A garden/storage shed is seriously needed around here. The crew is set to begin construction on a little garden shed next week and it was obviously time to formulate a plan.

There is a wealth of good shed plans on the internet and I went with this one with some modifications of course.

shed drawing

shed plan

We’re on site preparation now, leveling the spot. And when I say “we” I mean my husband Dan is doing all of the prep work.

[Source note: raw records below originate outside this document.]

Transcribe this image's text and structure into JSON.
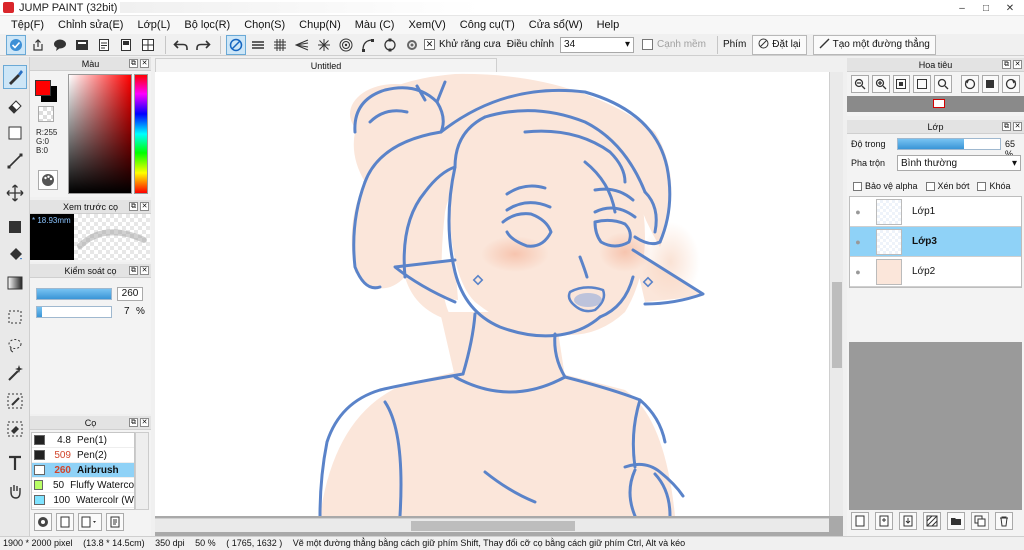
{
  "window": {
    "title": "JUMP PAINT (32bit)",
    "controls": [
      "–",
      "□",
      "✕"
    ]
  },
  "menu": [
    "Tệp(F)",
    "Chỉnh sửa(E)",
    "Lớp(L)",
    "Bộ lọc(R)",
    "Chọn(S)",
    "Chụp(N)",
    "Màu (C)",
    "Xem(V)",
    "Công cụ(T)",
    "Cửa sổ(W)",
    "Help"
  ],
  "toolbar": {
    "antialias_label": "Khử răng cưa",
    "adjust_label": "Điều chỉnh",
    "adjust_value": "34",
    "smooth_label": "Cạnh mềm",
    "key_label": "Phím",
    "reset_label": "Đặt lại",
    "line_label": "Tạo một đường thẳng"
  },
  "panels": {
    "color": {
      "title": "Màu",
      "r": "R:255",
      "g": "G:0",
      "b": "B:0",
      "fg": "#ff0000",
      "bg": "#000000"
    },
    "preview": {
      "title": "Xem trước cọ",
      "size": "18.93mm"
    },
    "brush_control": {
      "title": "Kiểm soát cọ",
      "size_value": "260",
      "density_value": "7",
      "density_unit": "%",
      "size_fill_fraction": 1.0,
      "density_fill_fraction": 0.07
    },
    "brush": {
      "title": "Cọ",
      "items": [
        {
          "size": "4.8",
          "name": "Pen(1)",
          "color": "#222222"
        },
        {
          "size": "509",
          "name": "Pen(2)",
          "color": "#222222"
        },
        {
          "size": "260",
          "name": "Airbrush",
          "color": "#ffffff"
        },
        {
          "size": "50",
          "name": "Fluffy Waterco",
          "color": "#b9ff66"
        },
        {
          "size": "100",
          "name": "Watercolr (W",
          "color": "#7fe3ff"
        }
      ]
    },
    "navigator": {
      "title": "Hoa tiêu"
    },
    "layers": {
      "title": "Lớp",
      "opacity_label": "Độ trong",
      "opacity_value": "65 %",
      "opacity_fraction": 0.65,
      "blend_label": "Pha trộn",
      "blend_value": "Bình thường",
      "protect_alpha": "Bảo vệ alpha",
      "clip": "Xén bớt",
      "lock": "Khóa",
      "items": [
        {
          "name": "Lớp1",
          "selected": false
        },
        {
          "name": "Lớp3",
          "selected": true
        },
        {
          "name": "Lớp2",
          "selected": false
        }
      ]
    }
  },
  "canvas": {
    "tab_title": "Untitled"
  },
  "status": {
    "size": "1900 * 2000 pixel",
    "cm": "(13.8 * 14.5cm)",
    "dpi": "350 dpi",
    "zoom": "50 %",
    "coords": "( 1765, 1632 )",
    "hint": "Vẽ một đường thẳng bằng cách giữ phím Shift, Thay đổi cỡ cọ bằng cách giữ phím Ctrl, Alt và kéo"
  },
  "colors": {
    "accent": "#8fd2f7",
    "stroke": "#5a83c9",
    "skin": "#fbe6da"
  },
  "icons": [
    "brush-icon",
    "eraser-icon",
    "selection-icon",
    "line-icon",
    "move-icon",
    "fill-icon",
    "bucket-icon",
    "gradient-icon",
    "marquee-icon",
    "lasso-icon",
    "magic-wand-icon",
    "eyedropper-icon",
    "text-icon",
    "hand-icon"
  ]
}
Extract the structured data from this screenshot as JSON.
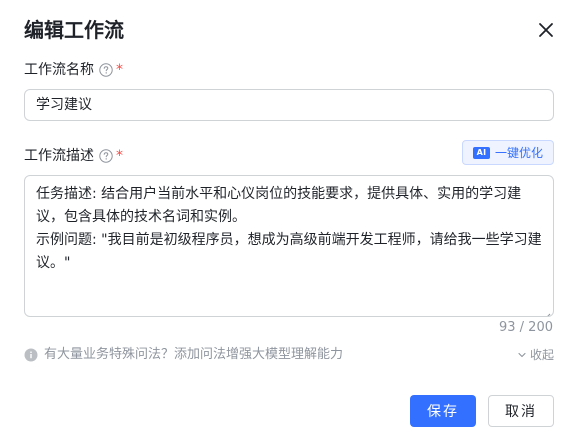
{
  "dialog": {
    "title": "编辑工作流",
    "close_icon": "close-icon"
  },
  "name_field": {
    "label": "工作流名称",
    "required_mark": "*",
    "value": "学习建议"
  },
  "desc_field": {
    "label": "工作流描述",
    "required_mark": "*",
    "ai_button": {
      "badge": "AI",
      "label": "一键优化"
    },
    "lines": [
      "任务描述: 结合用户当前水平和心仪岗位的技能要求，提供具体、实用的学习建",
      "议，包含具体的技术名词和实例。",
      "示例问题: \"我目前是初级程序员，想成为高级前端开发工程师，请给我一些学习建",
      "议。\""
    ],
    "counter": "93 / 200"
  },
  "hint": {
    "text": "有大量业务特殊问法？添加问法增强大模型理解能力",
    "collapse_label": "收起"
  },
  "footer": {
    "save_label": "保存",
    "cancel_label": "取消"
  },
  "colors": {
    "primary": "#3370ff",
    "required": "#f54a45",
    "muted": "#8f959e",
    "border": "#d0d3d6"
  }
}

I expect it to be a quick build, I’m giving the crew a 3-day deadline.



Connecticut Ave Duplex: The Right Tree

by Sarah on September 30, 2014, no comments

I have to tell you that the Connecticut Ave duplex facelift project is actually complete…except for the landscaping and that’s what the hold up is. We’ve been waiting for cooler temps to plant in and the time has come.

The facelift was a success and I promise to share as soon as the planting is done. You are really, REALLY going to like it but first I had to select the right tree for the front patch of scraggly grass leading up to a drainage ditch.

West Conn front yard before

We’re going to turn scraggles up there in to a mulched bed with a nice flowering tree and some other shrubs and grasses. I knew I wanted a white flowering tree that only grew to about 20′ or so. I started out after a Fringe Tree. It’s a beautiful tree with these awesome white blooms that grows well here in the South that people often overlook, it’s a great alternative to the boring old Crape Myrtle.

tree fringe

But…everyone is out of Fringe trees here. So I travel a bit out of my neighborhood to go to one of my favorite retail garden spots, Garden Supply Co. they are out of Fringe trees too but they do suggest an Amelanchier (am-ə-LAN-sheer) and a Japanese Snowbell.

tree amelanchier

tree snowbell

The helpful people at Garden Supply showed me a few other trees, no dogwoods thank you, no redbuds, no Mom I don’t want to plant a Coral Bark Maple. I liked the Amelanchier and that’s what we’ll plant and enjoy those white blooms against that boldly painted duplex.